After her Brexit speech, the PM declared of Jeremy Corbyn: "I've got a plan - he doesn't have a clue". 

The woman derided as “Theresa Maybe” believes she has neutralised that charge. Following her Brexit speech, Theresa May cut a far more confident figure at today's PMQs. Jeremy Corbyn inevitably devoted all six of his questions to Europe but failed to land a definitive blow.

He began by denouncing May for “sidelining parliament” at the very moment the UK was supposedly reclaiming sovereignty (though he yesterday praised her for guaranteeing MPs would get a vote). “It’s not so much the Iron Lady as the irony lady,” he quipped. But May, who has sometimes faltered against Corbyn, had a ready retort. The Labour leader, she noted, had denounced the government for planning to leave the single market while simultaneously seeking “access” to it. Yet “access”, she went on, was precisely what Corbyn had demanded (seemingly having confused it with full membership). "I've got a plan - he doesn't have a clue,” she declared.

When Corbyn recalled May’s economic warnings during the referendum (“Does she now disagree with herself?”), the PM was able to reply: “I said if we voted to leave the EU the sky would not fall in and look at what has happened to our economic situation since we voted to leave the EU”.

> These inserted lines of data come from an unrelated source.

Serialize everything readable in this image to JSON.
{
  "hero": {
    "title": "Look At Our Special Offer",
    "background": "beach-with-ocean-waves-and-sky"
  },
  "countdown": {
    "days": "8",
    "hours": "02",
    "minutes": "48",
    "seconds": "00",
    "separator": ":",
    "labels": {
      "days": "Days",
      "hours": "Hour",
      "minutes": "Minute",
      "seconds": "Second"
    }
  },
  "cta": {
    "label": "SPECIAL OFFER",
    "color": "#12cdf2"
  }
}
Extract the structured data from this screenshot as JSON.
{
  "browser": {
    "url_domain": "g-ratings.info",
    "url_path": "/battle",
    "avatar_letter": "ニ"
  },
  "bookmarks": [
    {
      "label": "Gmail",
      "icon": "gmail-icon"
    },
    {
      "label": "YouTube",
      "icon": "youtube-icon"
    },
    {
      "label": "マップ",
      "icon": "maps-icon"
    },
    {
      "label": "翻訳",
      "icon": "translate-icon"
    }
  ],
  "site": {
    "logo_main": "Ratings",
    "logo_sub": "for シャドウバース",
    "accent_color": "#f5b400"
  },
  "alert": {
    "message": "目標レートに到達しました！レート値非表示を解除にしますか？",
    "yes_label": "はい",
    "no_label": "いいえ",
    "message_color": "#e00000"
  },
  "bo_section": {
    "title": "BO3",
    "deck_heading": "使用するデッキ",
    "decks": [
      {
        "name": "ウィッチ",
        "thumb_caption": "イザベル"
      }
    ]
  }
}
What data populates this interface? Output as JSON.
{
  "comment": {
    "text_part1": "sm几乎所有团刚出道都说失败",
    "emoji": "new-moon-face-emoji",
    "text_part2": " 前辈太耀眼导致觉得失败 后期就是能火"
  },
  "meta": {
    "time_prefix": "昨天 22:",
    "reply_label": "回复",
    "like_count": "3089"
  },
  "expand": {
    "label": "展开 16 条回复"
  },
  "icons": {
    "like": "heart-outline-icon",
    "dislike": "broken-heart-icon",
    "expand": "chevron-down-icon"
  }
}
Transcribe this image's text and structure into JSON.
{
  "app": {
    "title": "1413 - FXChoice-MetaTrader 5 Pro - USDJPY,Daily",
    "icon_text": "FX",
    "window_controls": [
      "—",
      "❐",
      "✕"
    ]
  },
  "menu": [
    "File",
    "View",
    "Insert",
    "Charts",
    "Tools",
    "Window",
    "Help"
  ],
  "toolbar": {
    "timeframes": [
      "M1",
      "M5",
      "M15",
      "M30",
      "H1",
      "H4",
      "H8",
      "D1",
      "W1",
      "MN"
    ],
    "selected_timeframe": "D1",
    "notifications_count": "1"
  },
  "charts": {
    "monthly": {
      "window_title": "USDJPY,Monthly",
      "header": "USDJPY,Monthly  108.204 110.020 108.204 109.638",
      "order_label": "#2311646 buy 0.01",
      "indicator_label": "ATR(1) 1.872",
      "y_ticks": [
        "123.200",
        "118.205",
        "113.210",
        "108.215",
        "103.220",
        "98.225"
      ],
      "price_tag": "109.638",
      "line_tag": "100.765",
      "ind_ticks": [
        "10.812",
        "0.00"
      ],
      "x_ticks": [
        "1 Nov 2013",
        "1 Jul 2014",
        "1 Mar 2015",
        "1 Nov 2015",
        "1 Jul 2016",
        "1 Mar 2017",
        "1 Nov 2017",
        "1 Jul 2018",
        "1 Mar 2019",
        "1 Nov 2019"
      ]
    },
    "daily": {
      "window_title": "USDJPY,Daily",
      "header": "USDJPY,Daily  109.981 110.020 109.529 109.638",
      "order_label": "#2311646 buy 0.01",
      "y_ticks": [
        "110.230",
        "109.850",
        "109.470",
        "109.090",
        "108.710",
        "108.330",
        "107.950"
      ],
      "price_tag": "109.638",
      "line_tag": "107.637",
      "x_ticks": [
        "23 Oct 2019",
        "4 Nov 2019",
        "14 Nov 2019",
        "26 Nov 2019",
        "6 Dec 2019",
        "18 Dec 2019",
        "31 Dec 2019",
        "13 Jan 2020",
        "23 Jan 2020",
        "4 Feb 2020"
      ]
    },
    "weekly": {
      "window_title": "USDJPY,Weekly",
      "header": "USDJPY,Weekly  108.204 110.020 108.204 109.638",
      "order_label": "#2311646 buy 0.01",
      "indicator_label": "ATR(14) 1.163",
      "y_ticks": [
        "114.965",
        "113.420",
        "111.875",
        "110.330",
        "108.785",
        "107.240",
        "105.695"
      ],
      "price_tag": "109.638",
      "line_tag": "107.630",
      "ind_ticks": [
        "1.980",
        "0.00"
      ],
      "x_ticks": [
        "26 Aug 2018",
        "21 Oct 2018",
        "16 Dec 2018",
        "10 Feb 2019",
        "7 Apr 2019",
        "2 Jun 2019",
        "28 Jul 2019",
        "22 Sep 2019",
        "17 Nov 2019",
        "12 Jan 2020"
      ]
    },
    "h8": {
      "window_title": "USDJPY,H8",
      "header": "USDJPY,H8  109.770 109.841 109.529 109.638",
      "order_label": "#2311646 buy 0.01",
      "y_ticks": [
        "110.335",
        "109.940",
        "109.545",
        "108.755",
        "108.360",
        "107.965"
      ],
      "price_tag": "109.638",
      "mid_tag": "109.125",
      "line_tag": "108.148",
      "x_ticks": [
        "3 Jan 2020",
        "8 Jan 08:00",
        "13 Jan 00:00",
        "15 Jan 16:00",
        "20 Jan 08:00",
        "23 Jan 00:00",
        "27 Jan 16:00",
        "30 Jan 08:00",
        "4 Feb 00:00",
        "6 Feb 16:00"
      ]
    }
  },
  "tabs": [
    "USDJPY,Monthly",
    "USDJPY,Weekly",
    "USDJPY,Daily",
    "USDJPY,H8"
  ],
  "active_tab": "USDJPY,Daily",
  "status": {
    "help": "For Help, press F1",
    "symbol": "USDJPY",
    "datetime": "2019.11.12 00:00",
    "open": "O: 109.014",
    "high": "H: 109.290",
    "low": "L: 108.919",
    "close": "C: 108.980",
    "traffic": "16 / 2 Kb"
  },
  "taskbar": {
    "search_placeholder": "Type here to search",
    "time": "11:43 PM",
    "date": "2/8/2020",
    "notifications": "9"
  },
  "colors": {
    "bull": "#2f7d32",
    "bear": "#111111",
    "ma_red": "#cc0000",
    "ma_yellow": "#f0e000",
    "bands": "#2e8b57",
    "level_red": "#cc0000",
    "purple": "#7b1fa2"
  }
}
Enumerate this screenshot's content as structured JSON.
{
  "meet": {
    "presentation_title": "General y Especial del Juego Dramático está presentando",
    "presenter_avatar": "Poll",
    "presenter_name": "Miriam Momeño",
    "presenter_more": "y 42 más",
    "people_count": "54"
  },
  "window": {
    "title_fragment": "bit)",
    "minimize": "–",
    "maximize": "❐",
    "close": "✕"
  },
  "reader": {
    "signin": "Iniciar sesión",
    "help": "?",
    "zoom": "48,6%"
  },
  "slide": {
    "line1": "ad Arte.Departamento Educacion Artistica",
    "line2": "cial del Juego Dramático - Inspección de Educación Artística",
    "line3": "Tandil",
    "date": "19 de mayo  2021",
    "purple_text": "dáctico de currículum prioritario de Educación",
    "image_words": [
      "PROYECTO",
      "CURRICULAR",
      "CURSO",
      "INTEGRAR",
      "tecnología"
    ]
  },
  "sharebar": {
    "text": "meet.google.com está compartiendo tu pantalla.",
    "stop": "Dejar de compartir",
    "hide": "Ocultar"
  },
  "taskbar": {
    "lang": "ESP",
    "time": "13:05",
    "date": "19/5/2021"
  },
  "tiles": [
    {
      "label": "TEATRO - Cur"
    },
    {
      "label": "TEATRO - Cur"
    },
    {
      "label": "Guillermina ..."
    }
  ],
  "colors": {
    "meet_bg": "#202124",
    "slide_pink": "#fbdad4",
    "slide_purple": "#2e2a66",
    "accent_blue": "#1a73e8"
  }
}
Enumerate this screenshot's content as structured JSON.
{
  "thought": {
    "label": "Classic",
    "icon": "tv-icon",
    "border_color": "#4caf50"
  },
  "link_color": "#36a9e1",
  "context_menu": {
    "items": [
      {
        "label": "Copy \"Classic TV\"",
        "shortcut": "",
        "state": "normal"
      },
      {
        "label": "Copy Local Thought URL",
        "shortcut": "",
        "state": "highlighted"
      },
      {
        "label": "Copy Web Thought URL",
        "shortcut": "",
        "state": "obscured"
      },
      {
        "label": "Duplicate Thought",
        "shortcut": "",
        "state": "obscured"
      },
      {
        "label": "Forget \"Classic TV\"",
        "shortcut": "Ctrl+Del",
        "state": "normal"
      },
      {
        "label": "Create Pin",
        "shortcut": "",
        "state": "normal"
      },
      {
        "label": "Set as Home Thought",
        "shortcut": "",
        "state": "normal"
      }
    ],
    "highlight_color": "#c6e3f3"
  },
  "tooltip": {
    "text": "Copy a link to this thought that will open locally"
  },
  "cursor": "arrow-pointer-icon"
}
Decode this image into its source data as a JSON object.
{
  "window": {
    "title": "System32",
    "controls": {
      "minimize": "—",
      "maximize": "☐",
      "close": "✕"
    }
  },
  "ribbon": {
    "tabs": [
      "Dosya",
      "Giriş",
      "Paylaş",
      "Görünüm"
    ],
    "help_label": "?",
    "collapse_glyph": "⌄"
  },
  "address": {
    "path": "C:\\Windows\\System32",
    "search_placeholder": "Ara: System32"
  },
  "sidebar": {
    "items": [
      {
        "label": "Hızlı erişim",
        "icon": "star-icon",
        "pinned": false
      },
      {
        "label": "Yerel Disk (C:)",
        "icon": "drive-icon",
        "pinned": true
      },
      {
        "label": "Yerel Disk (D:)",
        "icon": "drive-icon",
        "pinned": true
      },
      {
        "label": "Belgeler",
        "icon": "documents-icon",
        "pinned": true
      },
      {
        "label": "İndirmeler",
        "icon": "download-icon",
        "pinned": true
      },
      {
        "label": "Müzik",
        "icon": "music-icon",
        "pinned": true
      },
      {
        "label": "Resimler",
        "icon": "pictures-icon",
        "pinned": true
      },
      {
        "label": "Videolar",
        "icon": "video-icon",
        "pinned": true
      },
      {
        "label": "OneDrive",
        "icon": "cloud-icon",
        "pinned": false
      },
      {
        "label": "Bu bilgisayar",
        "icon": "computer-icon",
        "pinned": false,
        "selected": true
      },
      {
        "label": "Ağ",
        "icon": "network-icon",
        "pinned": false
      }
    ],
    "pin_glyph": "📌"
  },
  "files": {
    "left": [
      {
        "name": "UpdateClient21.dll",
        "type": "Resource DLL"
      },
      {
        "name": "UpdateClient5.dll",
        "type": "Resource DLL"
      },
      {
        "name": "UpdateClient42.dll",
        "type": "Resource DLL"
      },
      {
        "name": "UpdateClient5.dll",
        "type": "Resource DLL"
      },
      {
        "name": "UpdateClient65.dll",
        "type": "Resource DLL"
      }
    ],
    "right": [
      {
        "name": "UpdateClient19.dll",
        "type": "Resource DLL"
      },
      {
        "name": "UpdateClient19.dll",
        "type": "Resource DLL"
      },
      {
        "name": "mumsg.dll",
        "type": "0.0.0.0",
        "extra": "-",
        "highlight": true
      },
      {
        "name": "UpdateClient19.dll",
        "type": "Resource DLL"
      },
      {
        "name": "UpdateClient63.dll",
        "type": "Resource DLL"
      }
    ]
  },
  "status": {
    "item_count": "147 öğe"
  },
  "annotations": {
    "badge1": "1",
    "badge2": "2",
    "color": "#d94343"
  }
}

Corbyn’s subsequent question on whether May would pay for single market access was less wounding than it might have been because she has consistently refused to rule out budget contributions (though yesterday emphasised that the days of “vast” payments were over).

When the Labour leader ended by rightly hailing the contribution immigrants made to public services (“The real pressure on public services comes from a government that slashed billions”), May took full opportunity of the chance to have the last word, launching a full-frontal attack on his leadership and a defence of hers. “There is indeed a difference - when I look at the issue of Brexit or any other issues like the NHS or social care, I consider the issue, I set out my plan and I stick to it. It's called leadership, he should try it some time.”

For May, life will soon get harder. Once Article 50 is triggered, it is the EU 27, not the UK, that will take back control (the withdrawal agreement must be approved by at least 72 per cent of member states). With MPs now guaranteed a vote on the final outcome, parliament will also reassert itself. But for now, May can reflect with satisfaction on her strengthened position.

George Eaton is political editor of the New Statesman.